From that moment on, Tolle knew that Arata had something special. “If you go back and analyze that song, it’s a classic,” he says. “There are very few lyrics in that song. And yet every word in there needs to be there, and there’s not a single thing missing. But there’s a lot of space – it breathes.”
It’s hard to imagine now, but “The Dance” was originally pitched to label after label on Nashville’s Music Row without any takers. Tolle believes it was because the song didn’t follow the conventional country music format of the time. “The A&R people didn’t really get ‘The Dance,'” he says. “They kind of liked it but, ‘We’re not sure what it’s about.’ It wasn’t like anything else in country music. It was genius in its simplicity and truth. But they didn’t know.”
Around this period, Tolle and Arata became fixtures of Nashville’s Bluebird Cafe, which was a haven for aspiring songwriters – one of whom was an up-and-comer from Oklahoma named Garth Brooks. “He was a pretty gentle person,” Tolle remembers. “He had a good voice and all of that, but who knows what separates the ones that might have been to the ones that really take it to the moon and stars? And he was one of those. You have to credit that to a lot of ambition.”
According to Tolle, Brooks heard Arata perform “The Dance” at the Bluebird and was enthralled. When Brooks later signed to a major record label, he contacted Arata for permission to record the song. After the songwriter gave his blessing, Brooks invited Tolle to hear his recorded version of “The Dance” at the office of his manager, Bob Doyle. “Garth’s sitting over there in the corner,” Tolle recalls. “He walks across the room and clasps my hand in an iron grip — the guy’s so strong. He said, ‘Thank you so much for coming down. Thank you for letting us record this.’ It just blew me away. I thought, ‘Boy, this is a game changer.'”
But there was one more mountain for “The Dance” to climb. Three singles had already been released from the Garth Brooks album — and at the time, that was the maximum number of songs Capitol Records was releasing per album. So Brooks’ producer Allen Reynolds invited label chief Jimmy Bowen to the singer’s upcoming show in Knoxville, Tennessee, in the hopes that the audience’s response to the tune would prove its potential.
“Garth closes the show with ‘The Dance,'” says Tolle, “and somewhere along the way, the audience started raising their lighters and waving them back and forth. It was somewhat like a spiritual thing.”
In the end, Bowen couldn’t help but be convinced and released “The Dance” as Brooks’ next single.

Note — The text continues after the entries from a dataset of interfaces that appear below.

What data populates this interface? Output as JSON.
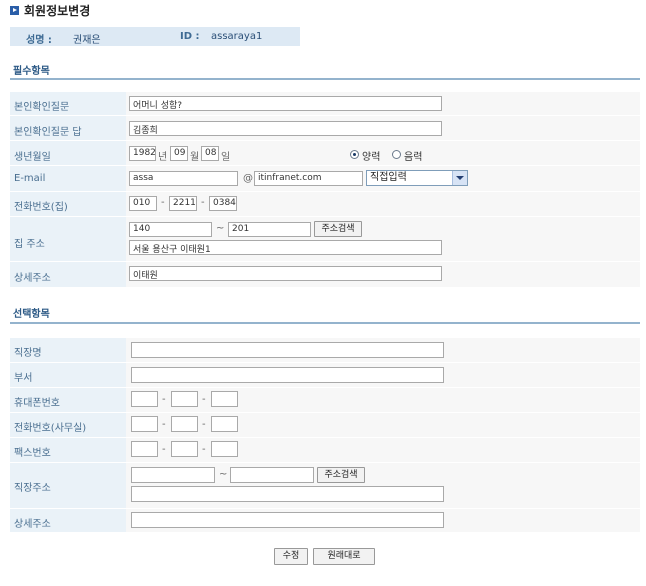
{
  "page_title": "회원정보변경",
  "member": {
    "name_label": "성명 :",
    "name": "권재은",
    "id_label": "ID :",
    "id": "assaraya1"
  },
  "required": {
    "title": "필수항목",
    "q_label": "본인확인질문",
    "q_value": "어머니 성함?",
    "a_label": "본인확인질문 답",
    "a_value": "김종희",
    "birth_label": "생년월일",
    "birth_year": "1982",
    "year_unit": "년",
    "birth_month": "09",
    "month_unit": "월",
    "birth_day": "08",
    "day_unit": "일",
    "solar_label": "양력",
    "lunar_label": "음력",
    "email_label": "E-mail",
    "email_id": "assa",
    "email_at": "@",
    "email_domain": "itinfranet.com",
    "email_select": "직접입력",
    "phone_label": "전화번호(집)",
    "phone1": "010",
    "phone2": "2211",
    "phone3": "0384",
    "addr_label": "집 주소",
    "zip1": "140",
    "zip_sep": "~",
    "zip2": "201",
    "addr_search": "주소검색",
    "addr_value": "서울 용산구 이태원1",
    "detail_label": "상세주소",
    "detail_value": "이태원"
  },
  "optional": {
    "title": "선택항목",
    "company_label": "직장명",
    "dept_label": "부서",
    "mobile_label": "휴대폰번호",
    "office_phone_label": "전화번호(사무실)",
    "fax_label": "팩스번호",
    "work_addr_label": "직장주소",
    "zip_sep": "~",
    "addr_search": "주소검색",
    "detail_label": "상세주소",
    "dash": "-"
  },
  "buttons": {
    "submit": "수정",
    "reset": "원래대로"
  }
}
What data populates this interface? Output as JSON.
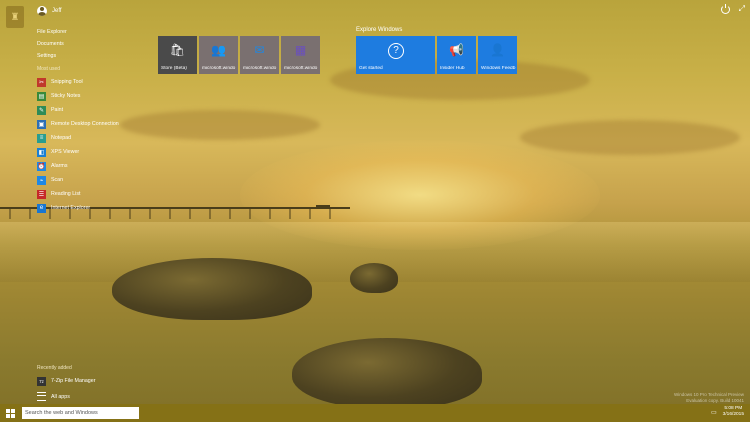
{
  "user": {
    "name": "Jeff"
  },
  "links": [
    "File Explorer",
    "Documents",
    "Settings"
  ],
  "most_used": {
    "label": "Most used",
    "items": [
      {
        "label": "Snipping Tool",
        "icon": "scissors-icon",
        "color": "#c0392b"
      },
      {
        "label": "Sticky Notes",
        "icon": "sticky-note-icon",
        "color": "#3a8a3a"
      },
      {
        "label": "Paint",
        "icon": "paint-palette-icon",
        "color": "#2e8b57"
      },
      {
        "label": "Remote Desktop Connection",
        "icon": "remote-desktop-icon",
        "color": "#2d6fb5"
      },
      {
        "label": "Notepad",
        "icon": "notepad-icon",
        "color": "#2a9d8f"
      },
      {
        "label": "XPS Viewer",
        "icon": "xps-viewer-icon",
        "color": "#1a7fd4"
      },
      {
        "label": "Alarms",
        "icon": "alarm-clock-icon",
        "color": "#1e88e5"
      },
      {
        "label": "Scan",
        "icon": "scan-icon",
        "color": "#1e88e5"
      },
      {
        "label": "Reading List",
        "icon": "reading-list-icon",
        "color": "#c62828"
      },
      {
        "label": "Internet Explorer",
        "icon": "internet-explorer-icon",
        "color": "#1976d2"
      }
    ]
  },
  "recently_added": {
    "label": "Recently added",
    "items": [
      {
        "label": "7-Zip File Manager",
        "icon": "7zip-icon"
      }
    ]
  },
  "all_apps": {
    "label": "All apps"
  },
  "tiles": [
    {
      "label": "Store (Beta)",
      "icon": "store-icon",
      "color": "#4a4a4a"
    },
    {
      "label": "microsoft.windo",
      "icon": "people-icon",
      "color": "#7a7070"
    },
    {
      "label": "microsoft.windo",
      "icon": "mail-icon",
      "color": "#7a7070"
    },
    {
      "label": "microsoft.windo",
      "icon": "calendar-icon",
      "color": "#7a7070"
    }
  ],
  "explore": {
    "title": "Explore Windows",
    "tiles": [
      {
        "label": "Get started",
        "icon": "help-icon"
      },
      {
        "label": "Insider Hub",
        "icon": "megaphone-icon"
      },
      {
        "label": "Windows Feedb",
        "icon": "feedback-icon"
      }
    ]
  },
  "search": {
    "placeholder": "Search the web and Windows"
  },
  "watermark": {
    "line1": "Windows 10 Pro Technical Preview",
    "line2": "Evaluation copy. Build 10041"
  },
  "tray": {
    "time": "5:08 PM",
    "date": "3/16/2015"
  },
  "colors": {
    "accent": "#1e7ce0",
    "taskbar": "#857116"
  }
}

“The Dance” was accompanied by a moving, groundbreaking video featuring archival footage of John Wayne, John F. Kennedy, Martin Luther King Jr., the Challenger space shuttle crew, Keith Whitley and bull rider Lane Frost — all people who chased their dreams and died before their time.
In addition to staying at Number One for three straight weeks, “The Dance” won both Song of the Year and Music Video of the Year at the 1991 Academy of Country Music Awards, and Music Video of the Year at that same year’s Country Music Association Awards.
Twenty-five years later, “The Dance” still endures not only as a staple of Brooks’ live shows and compilation albums, but it’s also been covered by artists as diverse as Mindy McCready, Martina McBride, 3 Doors Down and George Winston. “You can put that song in any genre: modern pop, contemporary music, country music, instrumental piano,” says Tolle. “That’s my definition of a classic, and that’s not true of most songs. If you take it out of a certain format, nothing really works. Again, it’s just the marriage of a great melody and a perfect lyric. You can do anything with a song like that.”
Asked if “The Dance” would have been a hit for someone else if Brooks hadn’t recorded it, Tolle is doubtful: “In retrospect, it was just meant to be. It’s hard to separate that now from Garth. Again, it was a great recording, great production; the simplicity of it matched the song. . . It was a song that was meant to be recorded by Garth.”